The lectures and research assignments will cover various aspects of a typical spacecraft mission such as: system design; orbital mechanics and propulsion; spacecraft subsystems  power, thermal, communications, attitude; risk management and reliability.
 Note(s):
 This course satisfies the Honours degree thesis requirement.
 Prerequisite(s):
 PHE355. Honours Space Science or permission of instructor.
 Contact Hours:
 0  4  6
 Credit(s):
 2
PHE450 Space Communications and Navigation
Introduction to communication between spacecraft and ground stations. Students are introduced to antenna theory: dipole antenna, antenna gain, antenna patterns, directivity and signal strength.
The theory is then applied to modulation, transmission, propagation, reception and demodulation of signals between the ground and a satellite. Fundamentals of ionospheric effects, frequency bands, communication link equations and telemetry are covered.
Space based navigation systems are examined. Topics include positioning using RF Doppler and GPS positioning. Precision navigation and surveying, personal communication systems as well as search and rescue systems are also examined. Satellite tracking is discussed.
 Prerequisite(s):
 PHE302
 Contact Hours:
 3  0  3
 Credit(s):
 1
PHE451 Senior Physics Laboratory
A continuation of PHE364B including experiments in magnetism, Mössbauer spectroscopy, applied optics and nuclear science.
 Prerequisite(s):
 PHE205 and PHE225 or PHE217
 Contact Hours:
 0  4  2
 Credit(s):
 1
PHE452 Remote Sensing
This course provides a foundation for the theory and applications of remote sensing of the earth's surface from space. Optical, infrared and passive and active microwave sensing systems are examined from basic electromagnetic principles, through expected surface responses and atmospheric effects, to modern satellite systems utilizing these systems. Techniques of digital image processing are developed in the context of satellite imagery. Applications of remote sensing technology to terrestrial and marine environments are discussed, highlighting topics of interest to the Canadian Forces.
Lecture material is supplemented with weekly computer laboratory exercises in image processing and in the examination of different types of satellite imagery.
 Prerequisite(s):
 PHE302

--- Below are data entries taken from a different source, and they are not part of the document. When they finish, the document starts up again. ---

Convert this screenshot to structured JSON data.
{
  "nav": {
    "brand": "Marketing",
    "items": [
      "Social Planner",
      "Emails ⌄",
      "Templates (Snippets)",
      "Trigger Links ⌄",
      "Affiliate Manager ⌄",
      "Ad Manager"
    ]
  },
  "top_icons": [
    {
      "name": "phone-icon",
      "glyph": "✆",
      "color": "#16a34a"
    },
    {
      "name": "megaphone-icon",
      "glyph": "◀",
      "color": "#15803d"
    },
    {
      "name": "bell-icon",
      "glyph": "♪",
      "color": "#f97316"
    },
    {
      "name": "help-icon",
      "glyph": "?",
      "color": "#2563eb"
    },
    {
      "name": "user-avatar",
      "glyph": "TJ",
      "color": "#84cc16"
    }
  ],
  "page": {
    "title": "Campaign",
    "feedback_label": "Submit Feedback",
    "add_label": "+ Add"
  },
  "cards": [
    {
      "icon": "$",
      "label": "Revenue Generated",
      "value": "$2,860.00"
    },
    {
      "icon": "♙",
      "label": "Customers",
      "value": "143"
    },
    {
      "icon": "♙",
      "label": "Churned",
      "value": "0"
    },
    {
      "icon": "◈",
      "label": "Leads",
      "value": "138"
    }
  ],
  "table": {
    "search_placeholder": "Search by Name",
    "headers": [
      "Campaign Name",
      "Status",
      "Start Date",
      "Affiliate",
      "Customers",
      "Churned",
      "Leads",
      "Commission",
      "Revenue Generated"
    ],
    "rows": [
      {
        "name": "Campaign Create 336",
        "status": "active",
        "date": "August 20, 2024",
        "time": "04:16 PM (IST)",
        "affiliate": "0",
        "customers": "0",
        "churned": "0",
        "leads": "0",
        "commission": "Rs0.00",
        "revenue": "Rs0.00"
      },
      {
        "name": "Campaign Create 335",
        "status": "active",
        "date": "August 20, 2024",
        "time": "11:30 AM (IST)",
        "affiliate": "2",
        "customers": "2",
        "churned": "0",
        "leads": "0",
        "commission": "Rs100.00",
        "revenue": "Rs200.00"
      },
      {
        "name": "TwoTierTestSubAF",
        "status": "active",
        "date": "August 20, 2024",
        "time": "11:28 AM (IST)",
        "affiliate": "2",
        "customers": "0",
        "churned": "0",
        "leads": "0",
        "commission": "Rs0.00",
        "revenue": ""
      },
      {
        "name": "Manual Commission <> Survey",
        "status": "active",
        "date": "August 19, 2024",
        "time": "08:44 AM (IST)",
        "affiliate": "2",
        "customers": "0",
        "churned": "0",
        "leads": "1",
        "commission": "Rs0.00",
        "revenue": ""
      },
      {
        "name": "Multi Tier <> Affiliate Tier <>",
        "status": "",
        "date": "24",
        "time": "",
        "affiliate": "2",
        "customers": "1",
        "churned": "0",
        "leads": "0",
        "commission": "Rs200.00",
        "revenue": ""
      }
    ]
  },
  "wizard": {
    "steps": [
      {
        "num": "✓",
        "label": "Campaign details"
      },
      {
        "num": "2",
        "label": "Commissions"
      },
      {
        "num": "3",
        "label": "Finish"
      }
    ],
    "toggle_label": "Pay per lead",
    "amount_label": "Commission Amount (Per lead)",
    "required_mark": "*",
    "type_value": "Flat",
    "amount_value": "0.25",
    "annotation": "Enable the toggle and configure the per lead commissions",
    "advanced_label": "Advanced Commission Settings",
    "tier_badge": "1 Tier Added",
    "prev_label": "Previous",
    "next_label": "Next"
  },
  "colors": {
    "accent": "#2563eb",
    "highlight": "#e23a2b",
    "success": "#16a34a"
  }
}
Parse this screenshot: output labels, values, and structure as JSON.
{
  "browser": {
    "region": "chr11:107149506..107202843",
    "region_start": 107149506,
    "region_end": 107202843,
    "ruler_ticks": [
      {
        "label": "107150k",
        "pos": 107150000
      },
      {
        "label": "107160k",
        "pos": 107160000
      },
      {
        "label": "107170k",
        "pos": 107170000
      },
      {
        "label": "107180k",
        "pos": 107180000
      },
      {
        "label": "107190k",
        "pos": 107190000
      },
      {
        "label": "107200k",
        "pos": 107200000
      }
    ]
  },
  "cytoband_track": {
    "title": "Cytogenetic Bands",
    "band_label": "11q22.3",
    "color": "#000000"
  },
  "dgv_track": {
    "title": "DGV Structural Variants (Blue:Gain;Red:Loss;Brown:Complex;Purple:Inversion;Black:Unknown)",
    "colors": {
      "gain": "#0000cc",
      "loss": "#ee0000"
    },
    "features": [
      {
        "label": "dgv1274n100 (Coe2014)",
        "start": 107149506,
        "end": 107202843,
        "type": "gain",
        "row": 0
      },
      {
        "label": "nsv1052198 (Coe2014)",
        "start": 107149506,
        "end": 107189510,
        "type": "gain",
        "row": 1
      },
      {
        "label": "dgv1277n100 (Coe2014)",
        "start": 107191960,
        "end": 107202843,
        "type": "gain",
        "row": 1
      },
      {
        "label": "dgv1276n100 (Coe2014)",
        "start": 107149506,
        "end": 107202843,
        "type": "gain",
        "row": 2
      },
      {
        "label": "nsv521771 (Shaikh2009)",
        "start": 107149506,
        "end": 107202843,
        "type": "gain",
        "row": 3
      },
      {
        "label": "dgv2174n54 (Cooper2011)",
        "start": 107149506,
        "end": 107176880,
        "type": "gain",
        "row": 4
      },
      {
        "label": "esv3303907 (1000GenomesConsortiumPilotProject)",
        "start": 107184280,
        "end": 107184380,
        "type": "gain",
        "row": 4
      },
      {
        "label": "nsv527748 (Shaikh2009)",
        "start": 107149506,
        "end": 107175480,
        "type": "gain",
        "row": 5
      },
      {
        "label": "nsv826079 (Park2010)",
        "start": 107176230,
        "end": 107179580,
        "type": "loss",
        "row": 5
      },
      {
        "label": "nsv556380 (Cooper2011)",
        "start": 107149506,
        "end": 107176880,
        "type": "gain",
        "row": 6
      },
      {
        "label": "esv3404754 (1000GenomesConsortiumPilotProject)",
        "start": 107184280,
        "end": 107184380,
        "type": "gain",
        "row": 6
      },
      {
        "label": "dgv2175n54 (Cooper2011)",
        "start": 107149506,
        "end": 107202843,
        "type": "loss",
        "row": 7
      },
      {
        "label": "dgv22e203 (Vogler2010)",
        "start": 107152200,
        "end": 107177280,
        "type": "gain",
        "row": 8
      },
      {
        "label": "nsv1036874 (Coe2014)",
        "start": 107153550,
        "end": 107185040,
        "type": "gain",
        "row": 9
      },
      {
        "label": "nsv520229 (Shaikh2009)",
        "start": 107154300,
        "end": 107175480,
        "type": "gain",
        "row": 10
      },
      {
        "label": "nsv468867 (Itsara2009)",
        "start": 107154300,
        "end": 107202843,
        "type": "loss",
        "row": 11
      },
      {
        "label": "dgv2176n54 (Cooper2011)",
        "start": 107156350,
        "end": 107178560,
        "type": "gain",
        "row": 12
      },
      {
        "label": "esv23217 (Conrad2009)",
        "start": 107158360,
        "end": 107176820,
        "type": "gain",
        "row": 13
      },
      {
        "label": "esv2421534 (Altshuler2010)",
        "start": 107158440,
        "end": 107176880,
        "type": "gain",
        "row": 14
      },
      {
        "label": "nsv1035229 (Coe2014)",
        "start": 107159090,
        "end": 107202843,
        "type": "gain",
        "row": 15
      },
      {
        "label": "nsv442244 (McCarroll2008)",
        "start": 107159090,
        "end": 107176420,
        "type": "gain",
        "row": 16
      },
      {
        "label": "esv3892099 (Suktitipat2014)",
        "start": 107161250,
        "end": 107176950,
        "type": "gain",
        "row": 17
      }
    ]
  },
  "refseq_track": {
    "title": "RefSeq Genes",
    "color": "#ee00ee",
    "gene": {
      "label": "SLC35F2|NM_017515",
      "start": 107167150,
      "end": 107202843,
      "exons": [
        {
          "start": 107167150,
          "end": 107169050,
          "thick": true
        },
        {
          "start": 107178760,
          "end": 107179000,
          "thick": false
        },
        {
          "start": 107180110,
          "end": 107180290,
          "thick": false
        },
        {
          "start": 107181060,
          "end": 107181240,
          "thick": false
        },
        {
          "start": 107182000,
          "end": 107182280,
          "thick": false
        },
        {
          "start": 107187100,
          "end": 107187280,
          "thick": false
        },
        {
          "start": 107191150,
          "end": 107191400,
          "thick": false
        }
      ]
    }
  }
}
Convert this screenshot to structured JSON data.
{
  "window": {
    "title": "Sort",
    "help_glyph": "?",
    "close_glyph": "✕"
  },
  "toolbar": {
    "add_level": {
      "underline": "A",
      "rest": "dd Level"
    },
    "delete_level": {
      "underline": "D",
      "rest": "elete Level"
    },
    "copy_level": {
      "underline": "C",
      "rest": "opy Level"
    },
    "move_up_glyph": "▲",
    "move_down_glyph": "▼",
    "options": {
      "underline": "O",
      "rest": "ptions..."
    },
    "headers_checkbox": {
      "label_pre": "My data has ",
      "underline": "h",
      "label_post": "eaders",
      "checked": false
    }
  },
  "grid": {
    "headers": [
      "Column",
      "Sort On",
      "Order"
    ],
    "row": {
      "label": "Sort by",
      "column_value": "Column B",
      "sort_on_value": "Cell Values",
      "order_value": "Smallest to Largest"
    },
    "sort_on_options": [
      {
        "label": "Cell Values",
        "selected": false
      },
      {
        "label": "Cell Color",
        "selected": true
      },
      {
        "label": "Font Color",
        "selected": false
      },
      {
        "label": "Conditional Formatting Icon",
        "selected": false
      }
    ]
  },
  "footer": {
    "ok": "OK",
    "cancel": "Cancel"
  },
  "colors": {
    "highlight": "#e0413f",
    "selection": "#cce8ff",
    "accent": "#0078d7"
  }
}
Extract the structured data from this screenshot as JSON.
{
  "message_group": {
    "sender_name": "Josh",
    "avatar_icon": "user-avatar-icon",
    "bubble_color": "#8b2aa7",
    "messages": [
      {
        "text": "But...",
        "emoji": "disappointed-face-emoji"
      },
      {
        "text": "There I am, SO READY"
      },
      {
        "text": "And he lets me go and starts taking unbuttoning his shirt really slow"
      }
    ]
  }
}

 Corequisite(s):
 MAE325
 Contact Hours:
 3  2  4
 Credit(s):
 1
PHE460 Computational Physics
Introduction to the solution of problems in Space Science and Physics using computational techniques. Topics will be selected from dynamics (numerical integration), data modeling and analysis (interpolation, regression), boundary value solutions, and other relevant areas.
 Prerequisite(s):
 PHE302
 Contact Hours:
 3  0  3
 Credit(s):
 1
PHE462 Statistical and Thermal Physics
Introduction to classical and quantum statistical ensembles. Boltzmann, Fermi and Bose distributions: ideal gases, statistical fluctuations. Principles of thermodynamics. First, second and third laws of thermodynamics, equilibrium, entropy with applications to space plasmas and solid state physics.
 Prerequisite(s):
 PHE225
 Contact Hours:
 3  0  3
 Credit(s):
 1
PHE470 Physical Oceanography
The physics of the circulation of the world ocean is investigated. The principal topics covered include: the primitive equations of motion, geostrophy, baroclinic and barotropic flows, winddriven currents (Ekman spiral), vorticity, western intensification and the thermohaline circulation. Familiarity with differential equations is recommended.
 Prerequisite(s):
 PHE104 and MAE325
 Contact Hours:
 3  0  3
 Credit(s):
 1